(Stored entries)

══════════════════════════════

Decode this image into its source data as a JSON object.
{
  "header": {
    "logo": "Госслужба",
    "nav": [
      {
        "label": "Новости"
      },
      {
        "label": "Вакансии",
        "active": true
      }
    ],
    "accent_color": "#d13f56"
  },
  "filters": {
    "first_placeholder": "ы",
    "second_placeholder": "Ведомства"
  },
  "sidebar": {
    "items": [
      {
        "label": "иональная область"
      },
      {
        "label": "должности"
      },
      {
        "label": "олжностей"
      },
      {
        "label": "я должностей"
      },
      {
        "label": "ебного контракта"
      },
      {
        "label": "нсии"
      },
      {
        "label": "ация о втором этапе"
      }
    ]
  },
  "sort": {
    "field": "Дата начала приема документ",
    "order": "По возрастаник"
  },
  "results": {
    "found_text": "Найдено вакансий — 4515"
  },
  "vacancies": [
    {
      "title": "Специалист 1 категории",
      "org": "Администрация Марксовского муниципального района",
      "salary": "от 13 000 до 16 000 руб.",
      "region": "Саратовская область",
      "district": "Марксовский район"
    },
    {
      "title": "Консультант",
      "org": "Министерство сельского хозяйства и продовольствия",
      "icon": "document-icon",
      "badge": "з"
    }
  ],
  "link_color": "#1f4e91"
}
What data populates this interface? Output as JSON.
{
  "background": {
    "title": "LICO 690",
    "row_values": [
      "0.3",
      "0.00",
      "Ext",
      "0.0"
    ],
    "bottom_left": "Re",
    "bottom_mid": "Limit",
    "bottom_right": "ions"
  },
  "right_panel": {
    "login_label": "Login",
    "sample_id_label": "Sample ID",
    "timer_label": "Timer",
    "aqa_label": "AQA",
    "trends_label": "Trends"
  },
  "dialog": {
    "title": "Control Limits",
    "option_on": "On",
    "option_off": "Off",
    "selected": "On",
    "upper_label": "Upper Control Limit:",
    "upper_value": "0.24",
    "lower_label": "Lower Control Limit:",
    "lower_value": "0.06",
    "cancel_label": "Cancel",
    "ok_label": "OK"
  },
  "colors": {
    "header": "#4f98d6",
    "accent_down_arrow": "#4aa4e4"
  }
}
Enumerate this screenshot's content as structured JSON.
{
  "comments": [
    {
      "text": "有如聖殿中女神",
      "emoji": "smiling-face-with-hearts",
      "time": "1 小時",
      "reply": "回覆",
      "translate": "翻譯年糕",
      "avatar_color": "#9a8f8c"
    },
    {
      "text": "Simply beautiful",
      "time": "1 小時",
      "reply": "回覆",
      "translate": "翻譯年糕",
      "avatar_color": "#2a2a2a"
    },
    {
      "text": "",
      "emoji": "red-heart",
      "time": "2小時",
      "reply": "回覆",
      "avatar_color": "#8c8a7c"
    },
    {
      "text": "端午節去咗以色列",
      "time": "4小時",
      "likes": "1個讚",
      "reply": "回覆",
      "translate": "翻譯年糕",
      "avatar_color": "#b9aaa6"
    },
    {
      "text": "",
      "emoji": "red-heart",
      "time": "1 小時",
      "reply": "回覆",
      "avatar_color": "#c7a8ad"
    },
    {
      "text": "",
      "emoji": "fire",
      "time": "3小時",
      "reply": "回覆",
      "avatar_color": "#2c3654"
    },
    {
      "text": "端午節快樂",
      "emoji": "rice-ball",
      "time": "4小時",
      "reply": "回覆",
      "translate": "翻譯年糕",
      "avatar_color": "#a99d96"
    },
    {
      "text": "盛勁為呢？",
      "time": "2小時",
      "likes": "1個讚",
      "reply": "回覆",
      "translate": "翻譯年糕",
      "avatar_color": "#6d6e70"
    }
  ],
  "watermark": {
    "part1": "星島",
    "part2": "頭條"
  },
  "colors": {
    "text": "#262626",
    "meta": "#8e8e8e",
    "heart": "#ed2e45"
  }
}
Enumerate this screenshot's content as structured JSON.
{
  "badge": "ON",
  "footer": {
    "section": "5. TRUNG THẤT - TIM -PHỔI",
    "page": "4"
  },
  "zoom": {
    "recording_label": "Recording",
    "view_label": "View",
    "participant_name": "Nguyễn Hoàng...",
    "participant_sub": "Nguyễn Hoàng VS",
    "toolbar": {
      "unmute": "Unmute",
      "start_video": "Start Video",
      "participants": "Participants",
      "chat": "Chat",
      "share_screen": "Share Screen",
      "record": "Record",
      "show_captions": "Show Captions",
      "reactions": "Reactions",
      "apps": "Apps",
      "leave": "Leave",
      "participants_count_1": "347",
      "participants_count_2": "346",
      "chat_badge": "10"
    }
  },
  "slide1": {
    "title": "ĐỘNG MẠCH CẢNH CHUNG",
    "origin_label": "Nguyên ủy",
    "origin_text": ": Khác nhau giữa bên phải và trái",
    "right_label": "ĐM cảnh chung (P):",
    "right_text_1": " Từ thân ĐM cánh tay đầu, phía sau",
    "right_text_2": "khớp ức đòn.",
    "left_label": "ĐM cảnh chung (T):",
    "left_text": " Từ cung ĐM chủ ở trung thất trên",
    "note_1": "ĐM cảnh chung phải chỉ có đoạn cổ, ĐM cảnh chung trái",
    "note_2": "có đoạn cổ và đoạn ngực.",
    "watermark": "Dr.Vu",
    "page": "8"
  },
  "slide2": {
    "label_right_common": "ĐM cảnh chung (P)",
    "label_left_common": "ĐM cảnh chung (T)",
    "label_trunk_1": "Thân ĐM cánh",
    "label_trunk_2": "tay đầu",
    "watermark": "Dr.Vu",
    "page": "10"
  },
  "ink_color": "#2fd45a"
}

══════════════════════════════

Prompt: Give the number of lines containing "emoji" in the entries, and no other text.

Solution to the exercise: 5